I’m thinking a lot about documentaries lately. I’ve got no less than two classes working on them this semester. I took great pleasure in producing (a short) one last semester for an EDUCAUSE focus session that featured my colleagues at UMW, along with other faculty, staff, and students. I’m also working on a resource to help students create them, so in turn I’m thinking about some of the greatest documentaries ever made.
The above quote, supposedly from Francis Xavier of Jesuit fame, is the framing of what is collectively known as the Up Series. Michael Apted was a researcher on the first film of the series, Seven Up, which began to tell the story of a group of children all at the age of 7 years old. The series begins by asking the children some different questions about their lives, their dreams, the opposite sex, and race among other things. Every seven years after that, Apted has revisited (and directed) the subjects, first with the follow-up film 7 Plus Seven. Then with 21 Up, 28 Up and so on all the way to 2012’s 56 Up.

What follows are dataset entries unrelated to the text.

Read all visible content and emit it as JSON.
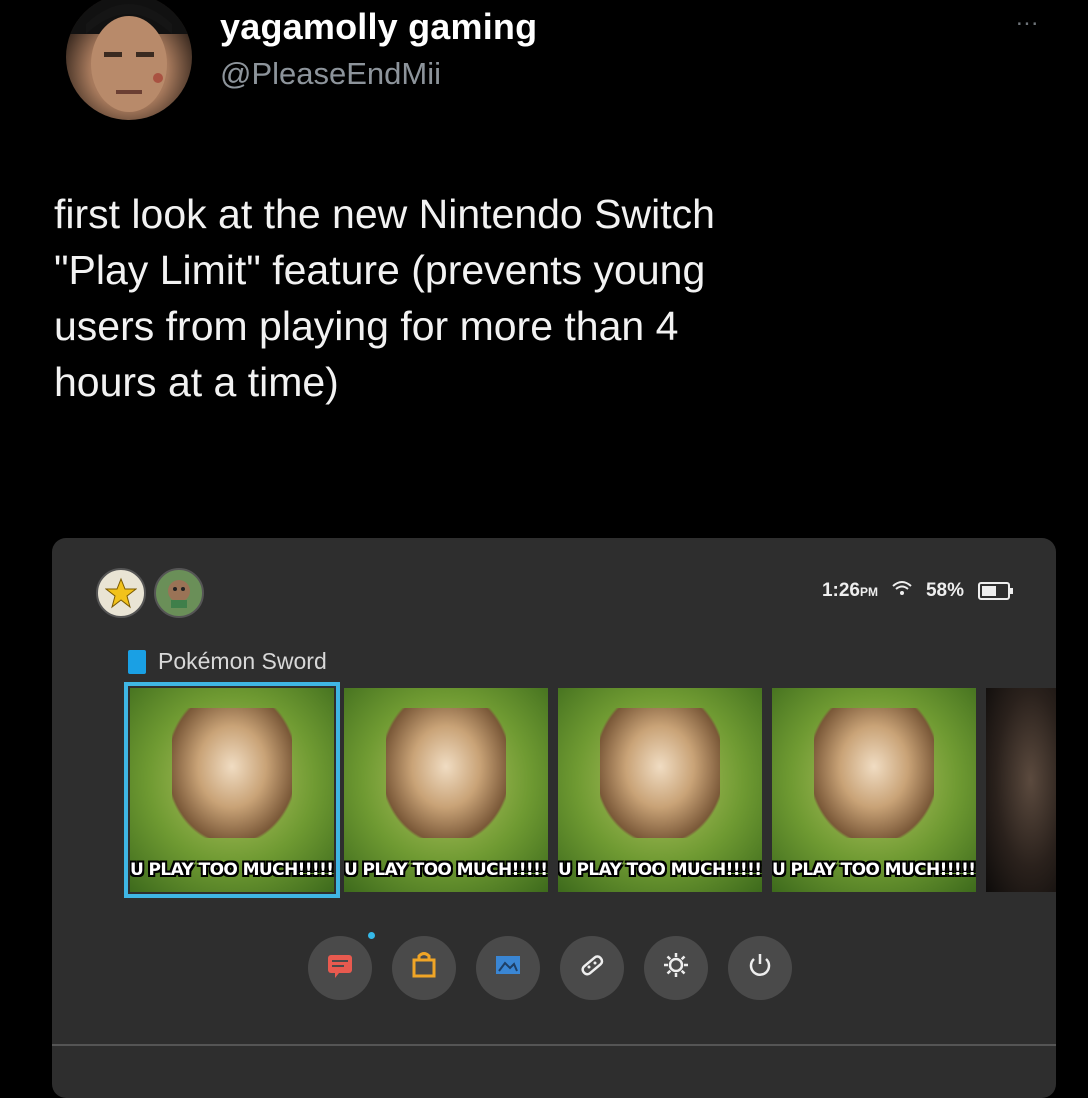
{
  "tweet": {
    "display_name": "yagamolly gaming",
    "handle": "@PleaseEndMii",
    "more": "...",
    "text_lines": [
      "first look at the new Nintendo Switch",
      "\"Play Limit\" feature (prevents young",
      "users from playing for more than 4",
      "hours at a time)"
    ]
  },
  "switch": {
    "status": {
      "time": "1:26",
      "ampm": "PM",
      "battery": "58%"
    },
    "game_title": "Pokémon Sword",
    "tiles": [
      {
        "caption": "U PLAY TOO MUCH!!!!!!",
        "selected": true
      },
      {
        "caption": "U PLAY TOO MUCH!!!!!!",
        "selected": false
      },
      {
        "caption": "U PLAY TOO MUCH!!!!!!",
        "selected": false
      },
      {
        "caption": "U PLAY TOO MUCH!!!!!!",
        "selected": false
      }
    ],
    "buttons": [
      {
        "name": "news-button",
        "icon": "news-icon",
        "glyph": "☷",
        "color": "#e85a4f"
      },
      {
        "name": "eshop-button",
        "icon": "shopping-bag-icon",
        "glyph": "⛶",
        "color": "#f0a526"
      },
      {
        "name": "album-button",
        "icon": "album-icon",
        "glyph": "▣",
        "color": "#3a86d4"
      },
      {
        "name": "controllers-button",
        "icon": "controller-icon",
        "glyph": "⌘",
        "color": "#eeeeee"
      },
      {
        "name": "settings-button",
        "icon": "gear-icon",
        "glyph": "⚙",
        "color": "#eeeeee"
      },
      {
        "name": "power-button",
        "icon": "power-icon",
        "glyph": "⏻",
        "color": "#eeeeee"
      }
    ]
  }
}
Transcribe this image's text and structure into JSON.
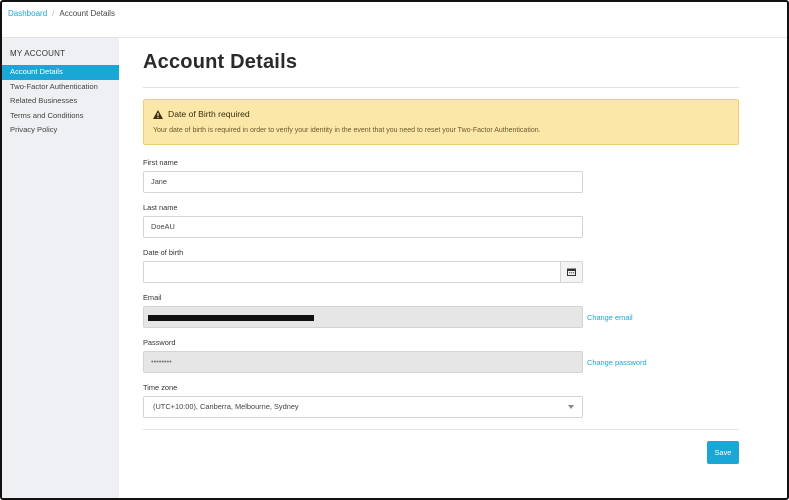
{
  "breadcrumb": {
    "home": "Dashboard",
    "separator": "/",
    "current": "Account Details"
  },
  "sidebar": {
    "heading": "MY ACCOUNT",
    "items": [
      {
        "label": "Account Details"
      },
      {
        "label": "Two-Factor Authentication"
      },
      {
        "label": "Related Businesses"
      },
      {
        "label": "Terms and Conditions"
      },
      {
        "label": "Privacy Policy"
      }
    ]
  },
  "main": {
    "title": "Account Details",
    "alert": {
      "title": "Date of Birth required",
      "text": "Your date of birth is required in order to verify your identity in the event that you need to reset your Two-Factor Authentication."
    },
    "first_name": {
      "label": "First name",
      "value": "Jane"
    },
    "last_name": {
      "label": "Last name",
      "value": "DoeAU"
    },
    "dob": {
      "label": "Date of birth",
      "value": ""
    },
    "email": {
      "label": "Email",
      "link": "Change email"
    },
    "password": {
      "label": "Password",
      "value": "••••••••",
      "link": "Change password"
    },
    "timezone": {
      "label": "Time zone",
      "value": "(UTC+10:00), Canberra, Melbourne, Sydney"
    },
    "save_label": "Save"
  },
  "colors": {
    "accent": "#1aa7d6",
    "alert_bg": "#fbe7a8",
    "sidebar_bg": "#eef0f4"
  }
}
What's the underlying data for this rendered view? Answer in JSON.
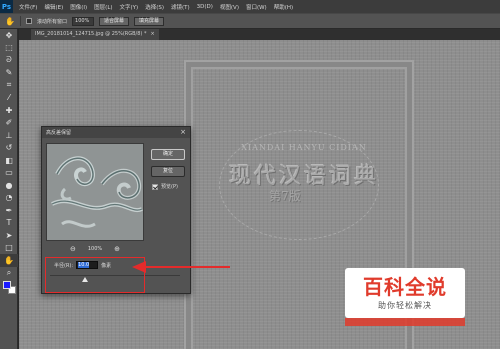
{
  "app": {
    "logo": "Ps"
  },
  "menu": [
    "文件(F)",
    "编辑(E)",
    "图像(I)",
    "图层(L)",
    "文字(Y)",
    "选择(S)",
    "滤镜(T)",
    "3D(D)",
    "视图(V)",
    "窗口(W)",
    "帮助(H)"
  ],
  "options": {
    "scroll_all_label": "滚动所有窗口",
    "zoom_value": "100%",
    "fit_screen_label": "适合屏幕",
    "fill_screen_label": "填充屏幕"
  },
  "document": {
    "tab_title": "IMG_20181014_124715.jpg @ 25%(RGB/8) *",
    "tab_close": "×"
  },
  "canvas": {
    "pinyin": "XIANDAI HANYU CIDIAN",
    "title": "现代汉语词典",
    "edition": "第7版"
  },
  "dialog": {
    "title": "高反差保留",
    "close": "×",
    "ok_label": "确定",
    "reset_label": "复位",
    "preview_label": "预览(P)",
    "preview_checked": true,
    "zoom_out": "⊖",
    "zoom_level": "100%",
    "zoom_in": "⊕",
    "radius_label": "半径(R):",
    "radius_value": "10.0",
    "radius_unit": "像素",
    "radius_slider_fraction": 0.27
  },
  "colors": {
    "foreground": "#1a1aff",
    "background": "#ffffff",
    "annotation": "#e42b2b",
    "watermark_red": "#e03b2c"
  },
  "watermark": {
    "main": "百科全说",
    "sub": "助你轻松解决"
  },
  "tools": [
    "move-icon",
    "marquee-icon",
    "lasso-icon",
    "quick-select-icon",
    "crop-icon",
    "eyedropper-icon",
    "healing-icon",
    "brush-icon",
    "stamp-icon",
    "history-brush-icon",
    "eraser-icon",
    "gradient-icon",
    "blur-icon",
    "dodge-icon",
    "pen-icon",
    "type-icon",
    "path-select-icon",
    "rectangle-icon",
    "hand-icon",
    "zoom-icon"
  ]
}
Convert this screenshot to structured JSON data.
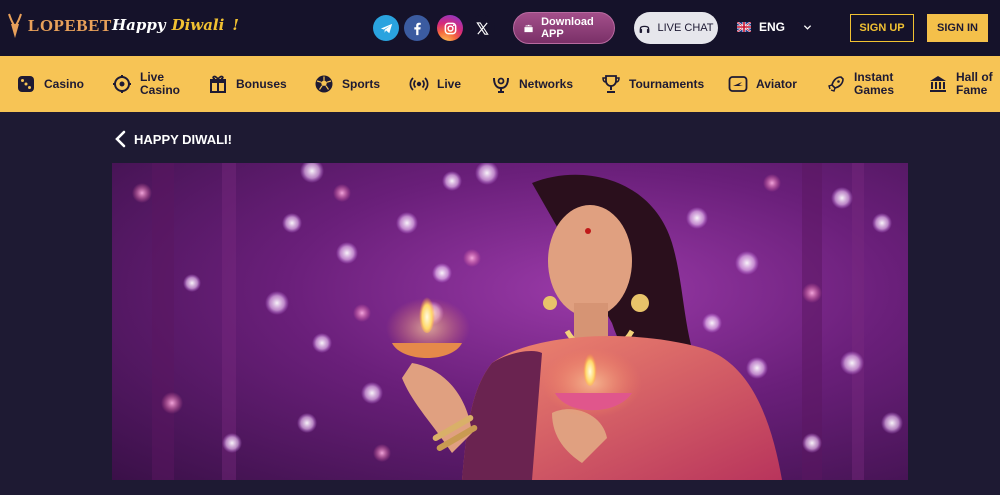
{
  "header": {
    "logo_text": "LOPEBET",
    "diwali_greeting": [
      "Happy",
      "Diwali",
      "!"
    ],
    "download_label": "Download APP",
    "livechat_label": "LIVE CHAT",
    "language": "ENG",
    "signup_label": "SIGN UP",
    "signin_label": "SIGN IN"
  },
  "nav": {
    "items": [
      {
        "label": "Casino",
        "icon": "dice-icon"
      },
      {
        "label": "Live\nCasino",
        "icon": "live-casino-icon"
      },
      {
        "label": "Bonuses",
        "icon": "gift-icon"
      },
      {
        "label": "Sports",
        "icon": "soccer-ball-icon"
      },
      {
        "label": "Live",
        "icon": "broadcast-icon"
      },
      {
        "label": "Networks",
        "icon": "networks-icon"
      },
      {
        "label": "Tournaments",
        "icon": "trophy-icon"
      },
      {
        "label": "Aviator",
        "icon": "aviator-icon"
      },
      {
        "label": "Instant\nGames",
        "icon": "rocket-icon"
      },
      {
        "label": "Hall of\nFame",
        "icon": "hall-icon"
      }
    ]
  },
  "page": {
    "title": "HAPPY DIWALI!"
  },
  "colors": {
    "header_bg": "#15122a",
    "nav_bg": "#f7c455",
    "page_bg": "#1e1a33",
    "accent": "#f1c132"
  }
}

Not only is the Up Series a documentary, but the seminal “longitudinal” documentary, and therefore belongs on any list when thinking “best of”. What fascinates me most about this documentary is that the storyteller bias is in a strange way magnified as it spans it’s almost 50 years. The idea that questions that are asked of these children, and how they answer the questions in subsequent years, constitute “their lives” reveals itself to be quite tricky. In the first film one of the 7 year-olds maps out all of the schools that he will attend in future years, from prep-school to university. In one of the follow up films, when he has finally achieved what was previously stated (save substituting Oxford for Cambridge), he complains that he did indeed achieve it. What wasn’t shown was all of the hard work, and anguish, and sleepless nights. For as long a time as this documentary spans, the parts of the story that get left out are equally massive.
Recently, WNYC’s On The Media program revisited the series and spoke with Mr. Apted. It turns out he didn’t know that the previously mentioned 7 year-old, named John, had lost his father and wound up getting a scholarship to Oxford because of financial difficulties. John complains that the director made it out to be a “indestructible birth-right”, when it turned out to be a struggle. Apted still argues that there was a strong “guiding hand” and an “empowered” background. John’s father died when he was eight or nine. So the question remains was the “man” made at seven?
The films are generally about class and how life paths go in such unpredictable directions. There is a strong focus on education and choices made, or not made, that determines those directions. It is also about politics and religion and race as some of the subjects discuss how those parts of society fit into and affected their lives. I haven’t seen 56 Up yet, but supposedly because of the political situation in England with the financial downturn and subsequent austerity programs, the now 56 year-olds are quite politically vocal. I can’t wait to see it.
Ultimately we have to decide if we see enough of the man, or woman, in the 7 year-old to prove the Jesuit thesis. However, the journey is equally fascinating and we see many different people all in the same body as they grow to adulthood. And even how they change in adulthood. One of the participants, Neil, complains that even though he has received hundreds of letters where people proclaim to know exactly how he feels, they still don’t REALLY know. We are a product of our life and we are all unique no matter how much we still try to classify ourselves and others.
By the way, the whole series,
except for 56 Up is available on Netflix streaming. I strongly encourage you to see it.